The immediate task at hand will be to reunite with the rest of Snowpiercer and deal with Wilford. But, for once, the greater goal is a world and a future beyond the train.
- The end here seems to suggest that we’ve seen the last of Melanie. But not so fast. Apparently, Jennifer Connelly is confirmed for Season 3 so she’ll be back one way or another.
- At the end of the first season, Josie and Layton seemed to have a deep bond. The hard turn back to Zarah is disorienting. It’s not totally clear that the two are fully together together, but it’ll be interesting to see where these relationships go from here.
- Audrey’s hard turn to becoming the Marie Antoinette of the train was jarring. A quick heart-to-heart with Zarah revealed Audrey’s more cynic than sycophant, saying she’s merely doing what she needs to do to survive. But it’s a disappointing turn for a character who I felt had a more ambitious agenda.
- Boki’s fate is unclear as well. Things weren’t looking good for the last Breachman, but I sure hope he managed to survive the aquarium car incident. He’s not there with Layton and the others but we also don’t see a body flying off into the cold. I’m holding out hope.
- Stranded with Wilford, it looks like Ruth is in for more tough sledding. But these last episodes have her primed to take on a central role in the resistance. We’ll have to wait and see how she fares without Layton and Till to back her up. Hopefully, she’ll manage to have Roche thawed from his drawer sooner rather than later. She’s going to need the help.
- Sean Bean’s Wilford commands a ton of attention. But with Melanie (at least temporarily) out of the picture, Layton and Ruth are the stars of this show. I hope they lean into that formula next season. It’s just a shame they’ll have to do the work separately.

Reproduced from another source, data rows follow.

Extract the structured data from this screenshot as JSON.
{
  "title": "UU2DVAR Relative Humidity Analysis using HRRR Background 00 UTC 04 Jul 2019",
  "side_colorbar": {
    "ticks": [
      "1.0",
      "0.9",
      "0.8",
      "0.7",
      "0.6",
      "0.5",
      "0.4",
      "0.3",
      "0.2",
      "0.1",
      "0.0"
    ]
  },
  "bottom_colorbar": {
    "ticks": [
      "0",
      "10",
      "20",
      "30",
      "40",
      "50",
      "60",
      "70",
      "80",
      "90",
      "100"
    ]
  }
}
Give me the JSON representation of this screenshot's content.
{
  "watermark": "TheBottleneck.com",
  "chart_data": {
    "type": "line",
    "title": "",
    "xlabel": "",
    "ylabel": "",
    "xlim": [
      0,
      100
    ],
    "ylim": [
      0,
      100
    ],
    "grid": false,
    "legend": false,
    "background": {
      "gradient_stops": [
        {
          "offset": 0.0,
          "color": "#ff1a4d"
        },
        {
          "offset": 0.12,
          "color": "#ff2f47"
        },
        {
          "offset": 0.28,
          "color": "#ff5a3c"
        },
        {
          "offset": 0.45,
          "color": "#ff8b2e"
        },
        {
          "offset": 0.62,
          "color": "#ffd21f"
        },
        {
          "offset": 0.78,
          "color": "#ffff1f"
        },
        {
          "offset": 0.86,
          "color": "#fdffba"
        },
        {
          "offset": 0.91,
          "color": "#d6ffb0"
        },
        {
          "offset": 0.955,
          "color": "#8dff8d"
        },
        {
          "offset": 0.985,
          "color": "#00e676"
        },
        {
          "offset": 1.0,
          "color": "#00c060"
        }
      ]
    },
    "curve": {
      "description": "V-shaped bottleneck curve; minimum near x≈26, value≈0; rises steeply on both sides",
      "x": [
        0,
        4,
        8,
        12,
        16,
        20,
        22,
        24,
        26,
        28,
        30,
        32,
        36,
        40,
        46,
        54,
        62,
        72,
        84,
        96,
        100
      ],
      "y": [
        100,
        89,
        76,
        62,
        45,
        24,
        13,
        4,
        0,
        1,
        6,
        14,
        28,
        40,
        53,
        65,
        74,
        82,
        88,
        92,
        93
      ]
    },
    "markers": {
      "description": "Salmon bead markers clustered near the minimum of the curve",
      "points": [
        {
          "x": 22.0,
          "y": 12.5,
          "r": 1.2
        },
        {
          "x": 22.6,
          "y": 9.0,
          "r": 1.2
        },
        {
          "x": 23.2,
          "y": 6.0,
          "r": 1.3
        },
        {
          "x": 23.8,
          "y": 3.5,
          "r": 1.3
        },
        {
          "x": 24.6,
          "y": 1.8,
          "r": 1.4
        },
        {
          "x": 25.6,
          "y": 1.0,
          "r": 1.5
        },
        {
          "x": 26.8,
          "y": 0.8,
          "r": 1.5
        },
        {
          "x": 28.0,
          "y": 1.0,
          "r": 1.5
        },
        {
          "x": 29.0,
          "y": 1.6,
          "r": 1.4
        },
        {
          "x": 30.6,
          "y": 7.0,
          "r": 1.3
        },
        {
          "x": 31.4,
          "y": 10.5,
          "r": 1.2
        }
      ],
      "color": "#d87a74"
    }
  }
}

- Who else is on Layton’s Pirate Train? We know Bennett, Till, Josie, Alex, and presumably, Sykes. But it’s ten cars long so there’s got to be more, right?
- Royal Layton jelly. Come again?